High levels of hospital admissions of either mother or babies soon after birth can suggest problems with either the timing or quality of health assessments before the initial transfer or with the postnatal care once the mother is home. In Herefordshire in 2015/16 the crude rate of hospital admissions of babies under 14 days was 113.7 per 1,000; much higher than nationally ((66.3 per 1,000) and regionally (63.7 per 1.000). In 2015/16, the crude rate of hospital admissions for gastroenteritis in infants aged 2, 3 and 4 years was also significantly higher in Herefordshire (93.2 per 10,000) than nationally (53.7 per 10,000) and regionally (66.6 per 10,000).
Immunisation protects children and young people from vaccine preventable infections and communicable diseases, and Herefordshire is now mostly doing well in terms of local uptake.
In 2015/16 local Dtap/IPV/Hib7 immunisation rates exceeded the herd immunity uptake target of 95% and were higher than national and regional figures. Similarly, the local uptake for Haemophilus Influenza type B/Meningitis (Hib/MenC) and Mumps, Measles and Rubella (MMR) first and second doses have increased since 2010/11 and in 2015/16 all exceeded the target of 95% for the first time and were higher than both the national and regional figures.
Achievement gap in early years
The Early Years Foundation Stage Profile (EYFSP) is a teacher’s assessment at the end of EYFS (the end of the academic year in which the child turns five). It requires teachers to assess whether the child is emerging, expected, or exceeding against seventeen early learning goals. The achievement gap is the difference between the median total points score for all children and the mean total score for the lowest 20% of achievers across all the Early Learning Goals. Herefordshire is in the upper quartile of all local authorities, and the gap has been narrowing since 2013.
Figure 1. Percentage gap in achievement across all Early Learning Goals
Data source: Department for Education Local Authority Interactive Tool (LAIT)

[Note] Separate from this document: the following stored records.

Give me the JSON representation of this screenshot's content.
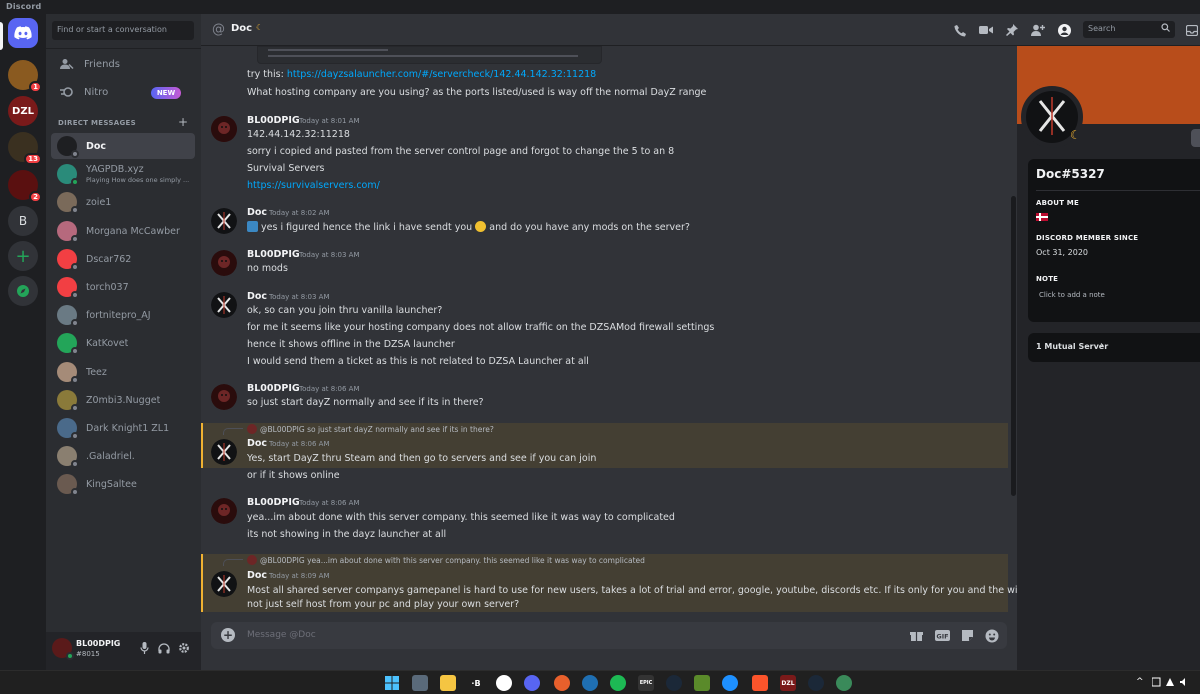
{
  "window": {
    "title": "Discord"
  },
  "rail": {
    "servers": [
      {
        "name": "home",
        "badge": ""
      },
      {
        "name": "server-1",
        "badge": "1"
      },
      {
        "name": "server-dzl",
        "label": "DZL",
        "badge": ""
      },
      {
        "name": "server-3",
        "badge": "13"
      },
      {
        "name": "server-4",
        "badge": "2"
      },
      {
        "name": "server-b",
        "label": "B",
        "badge": ""
      }
    ]
  },
  "sidebar": {
    "search_placeholder": "Find or start a conversation",
    "friends_label": "Friends",
    "nitro_label": "Nitro",
    "nitro_badge": "NEW",
    "dm_header": "DIRECT MESSAGES",
    "dms": [
      {
        "name": "Doc",
        "sub": "",
        "color": "#1e1f22",
        "online": false,
        "active": true
      },
      {
        "name": "YAGPDB.xyz",
        "sub": "Playing How does one simply ...",
        "color": "#2a8b7a",
        "online": true,
        "active": false
      },
      {
        "name": "zoie1",
        "sub": "",
        "color": "#7a6a5a",
        "online": false,
        "active": false
      },
      {
        "name": "Morgana McCawber",
        "sub": "",
        "color": "#b6697d",
        "online": false,
        "active": false
      },
      {
        "name": "Dscar762",
        "sub": "",
        "color": "#f23f43",
        "online": false,
        "active": false
      },
      {
        "name": "torch037",
        "sub": "",
        "color": "#f23f43",
        "online": false,
        "active": false
      },
      {
        "name": "fortnitepro_AJ",
        "sub": "",
        "color": "#6a7a84",
        "online": false,
        "active": false
      },
      {
        "name": "KatKovet",
        "sub": "",
        "color": "#23a559",
        "online": false,
        "active": false
      },
      {
        "name": "Teez",
        "sub": "",
        "color": "#a58b78",
        "online": false,
        "active": false
      },
      {
        "name": "Z0mbi3.Nugget",
        "sub": "",
        "color": "#8a7a3a",
        "online": false,
        "active": false
      },
      {
        "name": "Dark Knight1 ZL1",
        "sub": "",
        "color": "#4a6a8a",
        "online": false,
        "active": false
      },
      {
        "name": ".Galadriel.",
        "sub": "",
        "color": "#8a7f70",
        "online": false,
        "active": false
      },
      {
        "name": "KingSaltee",
        "sub": "",
        "color": "#6a5a50",
        "online": false,
        "active": false
      }
    ]
  },
  "user_panel": {
    "name": "BL00DPIG",
    "tag": "#8015"
  },
  "header": {
    "channel_name": "Doc",
    "search_placeholder": "Search"
  },
  "messages": {
    "top_lines": [
      {
        "text_prefix": "try this: ",
        "link": "https://dayzsalauncher.com/#/servercheck/142.44.142.32:11218"
      },
      {
        "text": "What hosting company are you using? as the ports listed/used is way off the normal DayZ range"
      }
    ],
    "groups": [
      {
        "author": "BL00DPIG",
        "time": "Today at 8:01 AM",
        "lines": [
          "142.44.142.32:11218",
          "sorry i copied and pasted from the server control page and forgot to change the 5 to an 8",
          "Survival Servers"
        ],
        "link": "https://survivalservers.com/"
      },
      {
        "author": "Doc",
        "time": "Today at 8:02 AM",
        "lines": [
          "yes i figured hence the link i have sendt you",
          "and do you have any mods on the server?"
        ]
      },
      {
        "author": "BL00DPIG",
        "time": "Today at 8:03 AM",
        "lines": [
          "no mods"
        ]
      },
      {
        "author": "Doc",
        "time": "Today at 8:03 AM",
        "lines": [
          "ok, so can you join thru vanilla launcher?",
          "for me it seems like your hosting company does not allow traffic on the DZSAMod firewall settings",
          "hence it shows offline in the DZSA launcher",
          "I would send them a ticket as this is not related to DZSA Launcher at all"
        ]
      },
      {
        "author": "BL00DPIG",
        "time": "Today at 8:06 AM",
        "lines": [
          "so just start dayZ normally and see if its in there?"
        ]
      },
      {
        "reply_to": "@BL00DPIG so just start dayZ normally and see if its in there?",
        "author": "Doc",
        "time": "Today at 8:06 AM",
        "lines": [
          "Yes, start DayZ thru Steam and then go to servers and see if you can join",
          "or if it shows online"
        ]
      },
      {
        "author": "BL00DPIG",
        "time": "Today at 8:06 AM",
        "lines": [
          "yea...im about done with this server company. this seemed like it was way to complicated",
          "its not showing in the dayz launcher at all"
        ]
      },
      {
        "reply_to": "@BL00DPIG yea...im about done with this server company. this seemed like it was way to complicated",
        "author": "Doc",
        "time": "Today at 8:09 AM",
        "lines": [
          "Most all shared server companys gamepanel is hard to use for new users, takes a lot of trial and error, google, youtube, discords etc. If its only for you and the wife why",
          "not just self host from your pc and play your own server?"
        ]
      }
    ]
  },
  "composer": {
    "placeholder": "Message @Doc"
  },
  "profile": {
    "name": "Doc#5327",
    "about_label": "ABOUT ME",
    "member_since_label": "DISCORD MEMBER SINCE",
    "member_since": "Oct 31, 2020",
    "note_label": "NOTE",
    "note_placeholder": "Click to add a note",
    "mutual": "1 Mutual Server",
    "banner_color": "#b84d1b"
  },
  "colors": {
    "accent": "#5865f2",
    "link": "#00a8fc",
    "mention_bg": "#443f33",
    "mention_bar": "#f0b232"
  }
}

 Fair society, healthy lives: Strategic review of health inequalities in England post-2010, Marmot MG, Allen J, Goldblatt P, Boyce T, McNeish D, Grady M, Geddes I., The Marmot Review, 2010, p.22.